Chris Beebe and his wife, Kaita, were assessing the field and met with local factories to inquire about open positions. When asked what he was looking for, Chris Beebe said he was not picky.
“Everything,” he said. “Someone who will hire me.”
The couple expressed a special interest in Metalsa, which had a booth at the fair and is undergoing an expansion.
The fair’s title sponsor was KyJobs.net, a product of The News-Enterprise and Landmark Community Newspapers. Roughly 46 booths were set up during the fair, representing a range of industries, including police and fire departments, universities, local manufacturers and health care providers.
Arnold Harrington requested more information from Campbellsville University as he contemplates a return to school after leaving the U.S. Army Reserves. Harrington’s wife, a nurse, secured a job at Ireland Army Community Hospital at Fort Knox while he was deployed, so they relocated to Kentucky from Michigan.
Harrington said he has an interest in the medical field and a handful of manufacturers visible at the fair because the skill sets he harnessed in the military translate well to the private sector.

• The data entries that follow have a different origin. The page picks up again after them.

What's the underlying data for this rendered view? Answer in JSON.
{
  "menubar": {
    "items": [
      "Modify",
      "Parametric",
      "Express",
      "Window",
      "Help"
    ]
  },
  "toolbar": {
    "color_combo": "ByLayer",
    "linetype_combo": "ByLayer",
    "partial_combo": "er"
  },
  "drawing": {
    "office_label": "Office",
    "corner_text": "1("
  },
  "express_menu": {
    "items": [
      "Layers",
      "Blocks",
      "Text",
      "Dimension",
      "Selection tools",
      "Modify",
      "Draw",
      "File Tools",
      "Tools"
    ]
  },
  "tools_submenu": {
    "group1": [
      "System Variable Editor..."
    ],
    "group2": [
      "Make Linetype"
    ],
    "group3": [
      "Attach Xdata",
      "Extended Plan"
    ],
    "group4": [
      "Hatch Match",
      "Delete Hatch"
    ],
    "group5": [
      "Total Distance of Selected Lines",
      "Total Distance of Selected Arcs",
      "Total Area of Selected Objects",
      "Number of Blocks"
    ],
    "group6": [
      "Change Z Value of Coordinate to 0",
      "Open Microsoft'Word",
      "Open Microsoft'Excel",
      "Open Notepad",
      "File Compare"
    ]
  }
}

Harrington said he did a “little bit of everything” while enlisted in the military, starting in artillery before moving on to a role as combat engineer, working in civil affairs and serving as a military police officer.
He has tapped into numerous resources to gain the latest updates on available job postings and received an alert about the fair, which piqued his curiosity.

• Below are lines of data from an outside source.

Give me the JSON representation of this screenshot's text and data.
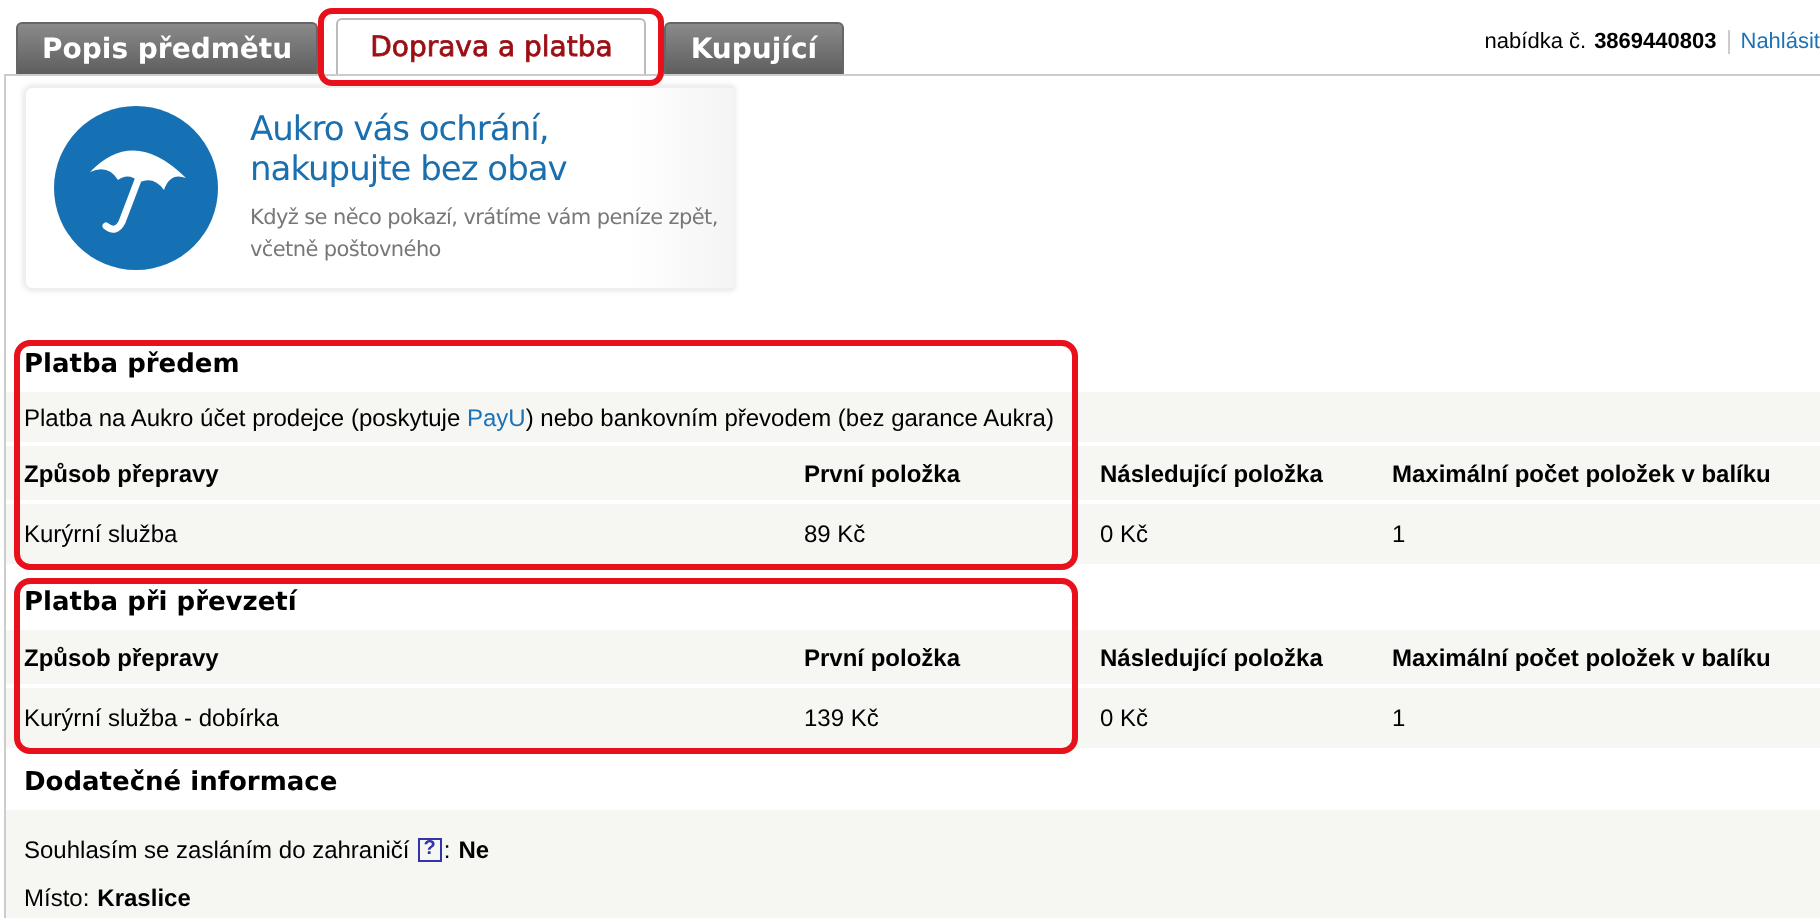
{
  "tabs": [
    {
      "label": "Popis předmětu",
      "selected": false,
      "highlighted": false
    },
    {
      "label": "Doprava a platba",
      "selected": true,
      "highlighted": true
    },
    {
      "label": "Kupující",
      "selected": false,
      "highlighted": false
    }
  ],
  "offer": {
    "label": "nabídka č.",
    "number": "3869440803",
    "report_link": "Nahlásit"
  },
  "banner": {
    "title_lines": [
      "Aukro vás ochrání,",
      "nakupujte bez obav"
    ],
    "subtitle_lines": [
      "Když se něco pokazí, vrátíme vám peníze zpět,",
      "včetně poštovného"
    ]
  },
  "sections": [
    {
      "title": "Platba předem",
      "highlighted": true,
      "description": {
        "before": "Platba na Aukro účet prodejce (poskytuje ",
        "link": "PayU",
        "after": ") nebo bankovním převodem (bez garance Aukra)"
      },
      "columns": [
        "Způsob přepravy",
        "První položka",
        "Následující položka",
        "Maximální počet položek v balíku"
      ],
      "rows": [
        [
          "Kurýrní služba",
          "89 Kč",
          "0 Kč",
          "1"
        ]
      ]
    },
    {
      "title": "Platba při převzetí",
      "highlighted": true,
      "columns": [
        "Způsob přepravy",
        "První položka",
        "Následující položka",
        "Maximální počet položek v balíku"
      ],
      "rows": [
        [
          "Kurýrní služba - dobírka",
          "139 Kč",
          "0 Kč",
          "1"
        ]
      ]
    }
  ],
  "additional": {
    "title": "Dodatečné informace",
    "items": [
      {
        "label": "Souhlasím se zasláním do zahraničí",
        "help": "?",
        "separator": ":",
        "value": "Ne"
      },
      {
        "label": "Místo:",
        "value": "Kraslice"
      }
    ]
  }
}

The fair also proved beneficial for organizations in need of capable and committed employees.
Officers from the Fishers, Ind., Police Department drove to Kentucky to participate as it gears up for a new hiring process later this year. Tom Weger, public information officer for the department, said the agency is aligned with the U.S. Army Partnership for Youth Success, an initiative with the private business community to assist young people in finding employment as they conclude their military service. Weger said the department was notified about the job fair through the program.
While the department travels to job fairs throughout Indiana, Weger said he believes the visit to Elizabethtown was the first out-of-state recruitment effort.
“We’re looking for highly qualified, highly motivated individuals that want to have a career in law enforcement,” he said.
Remington Arms’ booth was attracting its share of visitors as the company tries to fill a handful of jobs, primarily in specialty engineering positions, said Stephanie Hester, human resources specialist. Hester said the company has around eight local positions to fill in areas such as lab technician, computer aided design technician, metallurgical engineer and design engineer.